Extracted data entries
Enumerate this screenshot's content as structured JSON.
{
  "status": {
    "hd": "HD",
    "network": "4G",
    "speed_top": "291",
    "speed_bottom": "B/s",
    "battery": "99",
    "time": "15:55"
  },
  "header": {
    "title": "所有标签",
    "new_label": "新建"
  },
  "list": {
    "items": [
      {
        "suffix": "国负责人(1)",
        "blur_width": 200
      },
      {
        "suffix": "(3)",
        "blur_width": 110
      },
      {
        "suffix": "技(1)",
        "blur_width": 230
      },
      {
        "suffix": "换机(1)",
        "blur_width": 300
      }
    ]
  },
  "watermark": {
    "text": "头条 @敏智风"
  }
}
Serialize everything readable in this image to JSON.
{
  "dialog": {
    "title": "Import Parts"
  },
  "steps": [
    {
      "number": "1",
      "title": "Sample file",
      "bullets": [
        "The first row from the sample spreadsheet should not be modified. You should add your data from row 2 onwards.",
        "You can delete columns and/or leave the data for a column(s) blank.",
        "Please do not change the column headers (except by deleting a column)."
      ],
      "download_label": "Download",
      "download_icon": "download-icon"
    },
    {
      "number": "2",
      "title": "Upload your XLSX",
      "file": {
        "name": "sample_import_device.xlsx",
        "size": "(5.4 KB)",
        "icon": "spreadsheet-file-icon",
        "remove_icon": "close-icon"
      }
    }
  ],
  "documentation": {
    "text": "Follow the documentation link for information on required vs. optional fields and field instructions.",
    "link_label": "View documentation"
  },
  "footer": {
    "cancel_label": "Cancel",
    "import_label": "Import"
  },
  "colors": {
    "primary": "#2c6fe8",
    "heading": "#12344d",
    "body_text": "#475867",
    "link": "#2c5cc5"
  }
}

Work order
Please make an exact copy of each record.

Exercise result
Enumerate this screenshot's content as structured JSON.
{
  "status": {
    "hd": "HD",
    "network": "4G",
    "speed_top": "291",
    "speed_bottom": "B/s",
    "battery": "99",
    "time": "15:55"
  },
  "header": {
    "title": "所有标签",
    "new_label": "新建"
  },
  "list": {
    "items": [
      {
        "suffix": "国负责人(1)",
        "blur_width": 200
      },
      {
        "suffix": "(3)",
        "blur_width": 110
      },
      {
        "suffix": "技(1)",
        "blur_width": 230
      },
      {
        "suffix": "换机(1)",
        "blur_width": 300
      }
    ]
  },
  "watermark": {
    "text": "头条 @敏智风"
  }
}
Serialize everything readable in this image to JSON.
{
  "dialog": {
    "title": "Import Parts"
  },
  "steps": [
    {
      "number": "1",
      "title": "Sample file",
      "bullets": [
        "The first row from the sample spreadsheet should not be modified. You should add your data from row 2 onwards.",
        "You can delete columns and/or leave the data for a column(s) blank.",
        "Please do not change the column headers (except by deleting a column)."
      ],
      "download_label": "Download",
      "download_icon": "download-icon"
    },
    {
      "number": "2",
      "title": "Upload your XLSX",
      "file": {
        "name": "sample_import_device.xlsx",
        "size": "(5.4 KB)",
        "icon": "spreadsheet-file-icon",
        "remove_icon": "close-icon"
      }
    }
  ],
  "documentation": {
    "text": "Follow the documentation link for information on required vs. optional fields and field instructions.",
    "link_label": "View documentation"
  },
  "footer": {
    "cancel_label": "Cancel",
    "import_label": "Import"
  },
  "colors": {
    "primary": "#2c6fe8",
    "heading": "#12344d",
    "body_text": "#475867",
    "link": "#2c5cc5"
  }
}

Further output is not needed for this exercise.